This week, Walmart executives met with government officials, other businesses, and non-profit organizations in Washington D.C. to discuss their ten-point plan to stimulate the U.S. manufacturing sector in hopes of creating 1.5 million jobs.
Walmart said that they believed that their policy recommendations could help U.S. businesses to “recapture” up to $300 billion in goods from the import market while boosting job growth. Currently the U.S. imports about $650 billion worth of goods.
Bringing in the jobs
In 2013, Walmart made a commitment to try to source at least $250 billion in goods from U.S. manufacturers. In the four years since making that promise, Walmart has “learned a great deal about the challenges [their] suppliers face in domestic manufacturing,” according to Cindi Marsiglio.
These experiences, combined with data and analysis from the Boston Consulting Group, helped the company to identify the roadblocks to meeting their goal of sourcing more U.S.-made goods.
Some of the challenges discussed at the meeting included a shortage of skilled workers, government overregulation, out-of-date trade agreements, and a lack of cooperation amongst different suppliers.
Walmart executives urged government officials to adopt pro-manufacturing policies.
Recommendations included creating vocational programs, reducing regulations and creating more flexible requirements for small businesses, giving tax deductions to investors, reducing costs for training new workers, and rebranding manufacturing in hopes of attracting more workers and customers interested in buying U.S.-made goods. Walmart would also like legislators to rework trade agreements and taxes and to set up cooperative partnerships with private manufacturers.

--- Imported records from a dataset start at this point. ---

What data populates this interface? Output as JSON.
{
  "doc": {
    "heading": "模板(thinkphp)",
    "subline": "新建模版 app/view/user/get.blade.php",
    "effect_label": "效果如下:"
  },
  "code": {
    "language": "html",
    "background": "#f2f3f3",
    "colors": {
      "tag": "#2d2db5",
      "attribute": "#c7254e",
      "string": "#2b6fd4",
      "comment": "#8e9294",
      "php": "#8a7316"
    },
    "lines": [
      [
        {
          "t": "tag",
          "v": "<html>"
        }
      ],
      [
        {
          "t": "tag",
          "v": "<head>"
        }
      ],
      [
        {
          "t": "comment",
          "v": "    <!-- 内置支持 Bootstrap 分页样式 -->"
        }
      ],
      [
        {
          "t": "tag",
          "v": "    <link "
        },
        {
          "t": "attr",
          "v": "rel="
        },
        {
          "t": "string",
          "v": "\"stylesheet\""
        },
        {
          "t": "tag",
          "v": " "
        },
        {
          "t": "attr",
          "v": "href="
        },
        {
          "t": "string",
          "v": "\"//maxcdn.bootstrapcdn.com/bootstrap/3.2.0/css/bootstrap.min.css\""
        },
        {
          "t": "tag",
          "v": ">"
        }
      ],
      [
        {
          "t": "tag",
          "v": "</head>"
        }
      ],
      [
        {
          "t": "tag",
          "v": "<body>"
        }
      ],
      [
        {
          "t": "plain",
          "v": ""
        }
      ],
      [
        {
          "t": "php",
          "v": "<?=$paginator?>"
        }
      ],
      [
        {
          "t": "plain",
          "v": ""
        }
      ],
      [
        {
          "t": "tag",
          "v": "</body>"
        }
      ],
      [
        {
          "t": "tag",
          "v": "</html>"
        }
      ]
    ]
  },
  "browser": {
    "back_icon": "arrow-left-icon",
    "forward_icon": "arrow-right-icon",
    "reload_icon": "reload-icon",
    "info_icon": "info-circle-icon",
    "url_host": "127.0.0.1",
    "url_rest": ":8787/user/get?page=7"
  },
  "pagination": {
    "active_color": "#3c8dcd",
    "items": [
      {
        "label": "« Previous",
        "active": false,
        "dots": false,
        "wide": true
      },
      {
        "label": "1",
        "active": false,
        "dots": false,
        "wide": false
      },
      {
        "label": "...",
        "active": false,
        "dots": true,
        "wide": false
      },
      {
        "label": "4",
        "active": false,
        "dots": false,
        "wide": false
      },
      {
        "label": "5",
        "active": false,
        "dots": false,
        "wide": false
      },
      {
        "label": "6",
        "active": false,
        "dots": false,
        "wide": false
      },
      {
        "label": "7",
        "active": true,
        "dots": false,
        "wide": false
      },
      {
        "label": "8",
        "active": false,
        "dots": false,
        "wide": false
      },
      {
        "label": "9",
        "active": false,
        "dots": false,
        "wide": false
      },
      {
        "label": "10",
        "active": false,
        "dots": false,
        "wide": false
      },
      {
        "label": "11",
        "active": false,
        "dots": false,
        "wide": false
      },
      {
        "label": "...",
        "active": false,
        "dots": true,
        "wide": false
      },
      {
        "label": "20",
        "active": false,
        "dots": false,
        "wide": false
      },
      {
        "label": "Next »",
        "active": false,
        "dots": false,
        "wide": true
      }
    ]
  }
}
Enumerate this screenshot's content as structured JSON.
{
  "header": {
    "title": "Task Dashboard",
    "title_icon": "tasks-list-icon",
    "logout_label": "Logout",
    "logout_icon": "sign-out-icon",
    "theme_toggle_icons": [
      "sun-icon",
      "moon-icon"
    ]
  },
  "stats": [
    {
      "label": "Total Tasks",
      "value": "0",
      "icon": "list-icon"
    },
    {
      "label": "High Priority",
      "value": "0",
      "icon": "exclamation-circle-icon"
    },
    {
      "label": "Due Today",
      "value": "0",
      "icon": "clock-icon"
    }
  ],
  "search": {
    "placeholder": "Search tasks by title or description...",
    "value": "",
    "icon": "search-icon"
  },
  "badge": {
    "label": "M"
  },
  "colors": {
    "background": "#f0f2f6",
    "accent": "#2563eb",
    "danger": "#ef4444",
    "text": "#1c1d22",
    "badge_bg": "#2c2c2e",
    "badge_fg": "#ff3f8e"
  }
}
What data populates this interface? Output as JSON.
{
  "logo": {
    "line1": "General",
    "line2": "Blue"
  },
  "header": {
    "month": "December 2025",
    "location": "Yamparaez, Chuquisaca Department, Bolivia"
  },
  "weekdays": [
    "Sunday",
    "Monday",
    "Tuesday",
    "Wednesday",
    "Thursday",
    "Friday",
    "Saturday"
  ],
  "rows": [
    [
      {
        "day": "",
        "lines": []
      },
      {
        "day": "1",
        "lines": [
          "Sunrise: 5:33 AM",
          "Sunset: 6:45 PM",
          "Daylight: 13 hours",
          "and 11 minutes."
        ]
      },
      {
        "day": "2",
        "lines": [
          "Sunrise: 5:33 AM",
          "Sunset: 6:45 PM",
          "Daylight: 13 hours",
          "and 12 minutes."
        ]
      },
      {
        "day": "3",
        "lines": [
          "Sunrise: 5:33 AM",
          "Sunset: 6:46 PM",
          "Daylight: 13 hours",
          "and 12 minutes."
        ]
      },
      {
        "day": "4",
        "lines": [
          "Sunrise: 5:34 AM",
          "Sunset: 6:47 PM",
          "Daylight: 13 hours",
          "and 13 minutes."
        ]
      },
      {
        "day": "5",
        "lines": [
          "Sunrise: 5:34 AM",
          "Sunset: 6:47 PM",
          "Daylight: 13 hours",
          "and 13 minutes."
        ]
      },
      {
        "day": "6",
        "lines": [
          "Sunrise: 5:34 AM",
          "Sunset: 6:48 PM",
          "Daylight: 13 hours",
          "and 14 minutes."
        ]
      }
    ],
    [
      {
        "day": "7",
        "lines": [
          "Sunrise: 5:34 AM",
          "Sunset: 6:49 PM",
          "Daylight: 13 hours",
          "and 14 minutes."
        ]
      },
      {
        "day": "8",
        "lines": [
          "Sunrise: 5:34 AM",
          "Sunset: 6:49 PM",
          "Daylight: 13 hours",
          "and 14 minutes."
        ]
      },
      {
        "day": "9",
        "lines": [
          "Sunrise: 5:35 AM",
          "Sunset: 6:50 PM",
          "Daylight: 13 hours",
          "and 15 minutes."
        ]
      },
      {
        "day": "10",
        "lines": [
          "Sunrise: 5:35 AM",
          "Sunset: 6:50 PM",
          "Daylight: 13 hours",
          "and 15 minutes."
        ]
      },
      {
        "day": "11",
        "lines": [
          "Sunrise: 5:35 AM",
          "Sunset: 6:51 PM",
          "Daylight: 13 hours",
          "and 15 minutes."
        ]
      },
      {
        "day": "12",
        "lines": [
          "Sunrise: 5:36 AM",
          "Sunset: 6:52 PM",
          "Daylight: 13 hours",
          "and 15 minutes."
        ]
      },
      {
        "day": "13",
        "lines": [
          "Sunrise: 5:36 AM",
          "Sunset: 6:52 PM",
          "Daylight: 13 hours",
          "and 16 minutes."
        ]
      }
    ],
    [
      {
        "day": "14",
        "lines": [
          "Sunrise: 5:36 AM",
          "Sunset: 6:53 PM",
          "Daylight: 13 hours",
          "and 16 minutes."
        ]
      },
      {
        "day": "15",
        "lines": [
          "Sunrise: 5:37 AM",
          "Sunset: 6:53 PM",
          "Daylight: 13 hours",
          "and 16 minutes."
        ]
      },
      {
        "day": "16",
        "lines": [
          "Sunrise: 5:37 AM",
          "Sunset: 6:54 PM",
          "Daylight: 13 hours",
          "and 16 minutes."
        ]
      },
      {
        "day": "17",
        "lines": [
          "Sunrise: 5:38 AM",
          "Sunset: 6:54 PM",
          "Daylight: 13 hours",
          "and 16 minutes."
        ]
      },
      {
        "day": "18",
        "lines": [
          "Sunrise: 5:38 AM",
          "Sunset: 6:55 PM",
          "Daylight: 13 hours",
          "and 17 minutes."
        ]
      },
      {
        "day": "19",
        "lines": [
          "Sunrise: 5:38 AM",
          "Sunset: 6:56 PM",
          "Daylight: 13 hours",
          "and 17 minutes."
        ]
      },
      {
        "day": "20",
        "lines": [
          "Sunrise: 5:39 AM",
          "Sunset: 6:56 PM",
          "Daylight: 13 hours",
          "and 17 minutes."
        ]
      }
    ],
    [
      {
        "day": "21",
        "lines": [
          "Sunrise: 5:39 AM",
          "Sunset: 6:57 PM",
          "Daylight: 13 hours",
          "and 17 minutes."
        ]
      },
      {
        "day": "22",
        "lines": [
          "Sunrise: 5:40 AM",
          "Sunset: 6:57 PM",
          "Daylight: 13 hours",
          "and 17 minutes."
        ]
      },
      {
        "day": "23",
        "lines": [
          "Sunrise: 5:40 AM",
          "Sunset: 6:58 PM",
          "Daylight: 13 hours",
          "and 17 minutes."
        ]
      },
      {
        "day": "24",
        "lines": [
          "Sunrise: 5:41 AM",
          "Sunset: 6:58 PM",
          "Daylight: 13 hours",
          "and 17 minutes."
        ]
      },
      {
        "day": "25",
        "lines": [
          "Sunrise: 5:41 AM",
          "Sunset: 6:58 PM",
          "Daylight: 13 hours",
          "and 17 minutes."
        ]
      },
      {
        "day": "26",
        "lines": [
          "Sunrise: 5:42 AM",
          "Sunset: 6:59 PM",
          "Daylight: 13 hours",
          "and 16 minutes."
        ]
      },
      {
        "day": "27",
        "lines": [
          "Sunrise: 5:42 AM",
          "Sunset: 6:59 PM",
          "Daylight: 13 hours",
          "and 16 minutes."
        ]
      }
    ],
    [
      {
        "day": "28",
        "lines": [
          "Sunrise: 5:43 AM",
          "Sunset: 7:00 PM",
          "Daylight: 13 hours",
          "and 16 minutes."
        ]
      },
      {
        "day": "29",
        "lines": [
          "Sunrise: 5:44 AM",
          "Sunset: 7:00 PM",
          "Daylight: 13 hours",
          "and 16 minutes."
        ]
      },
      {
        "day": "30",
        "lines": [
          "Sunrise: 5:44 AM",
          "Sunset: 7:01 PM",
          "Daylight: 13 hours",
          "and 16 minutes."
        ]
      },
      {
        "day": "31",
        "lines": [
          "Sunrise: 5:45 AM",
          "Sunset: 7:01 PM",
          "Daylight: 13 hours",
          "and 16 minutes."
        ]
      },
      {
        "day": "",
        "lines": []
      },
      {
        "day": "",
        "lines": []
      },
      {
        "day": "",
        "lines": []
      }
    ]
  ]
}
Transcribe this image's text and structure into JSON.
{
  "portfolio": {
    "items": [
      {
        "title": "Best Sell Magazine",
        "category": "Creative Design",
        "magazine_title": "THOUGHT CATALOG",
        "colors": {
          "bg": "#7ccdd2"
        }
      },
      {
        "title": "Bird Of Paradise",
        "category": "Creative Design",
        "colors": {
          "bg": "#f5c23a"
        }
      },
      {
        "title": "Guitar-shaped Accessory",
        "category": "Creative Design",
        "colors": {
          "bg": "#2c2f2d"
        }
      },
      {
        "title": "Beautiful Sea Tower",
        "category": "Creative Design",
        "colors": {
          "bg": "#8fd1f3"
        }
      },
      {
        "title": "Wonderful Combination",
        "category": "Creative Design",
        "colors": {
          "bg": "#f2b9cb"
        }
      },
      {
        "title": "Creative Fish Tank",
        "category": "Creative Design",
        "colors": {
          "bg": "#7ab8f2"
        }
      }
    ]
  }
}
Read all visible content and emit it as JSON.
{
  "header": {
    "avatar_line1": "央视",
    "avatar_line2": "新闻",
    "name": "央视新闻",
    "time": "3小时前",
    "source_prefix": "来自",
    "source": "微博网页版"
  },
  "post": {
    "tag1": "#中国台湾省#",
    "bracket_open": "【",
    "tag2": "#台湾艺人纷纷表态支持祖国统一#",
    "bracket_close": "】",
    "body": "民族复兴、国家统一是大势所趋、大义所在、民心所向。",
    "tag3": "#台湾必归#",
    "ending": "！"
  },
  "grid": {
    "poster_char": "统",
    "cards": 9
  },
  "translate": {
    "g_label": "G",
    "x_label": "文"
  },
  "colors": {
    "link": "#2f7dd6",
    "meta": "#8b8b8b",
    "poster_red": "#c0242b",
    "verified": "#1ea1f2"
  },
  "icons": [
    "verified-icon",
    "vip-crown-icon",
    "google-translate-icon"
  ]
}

Said Marsiglio, “Walmart is uniquely positioned to help facilitate broad engagement in accelerating the expansion of U.S. manufacturing.”
On the up
U.S. manufacturing is on the rise, with the Institute of Supply Management noting a three-year high in their index.
Government officials seemed open to Walmart’s recommendations. U.S. Representative Tom Reed (R-NY) co-chair of the House Manufacturing Caucus said that “Manufacturing is an advancing field where new technologies will open doors to job creation and economic growth.”
“We must work together to remove barriers so that we are more competitive and good paying jobs are once again created right here in the United States.”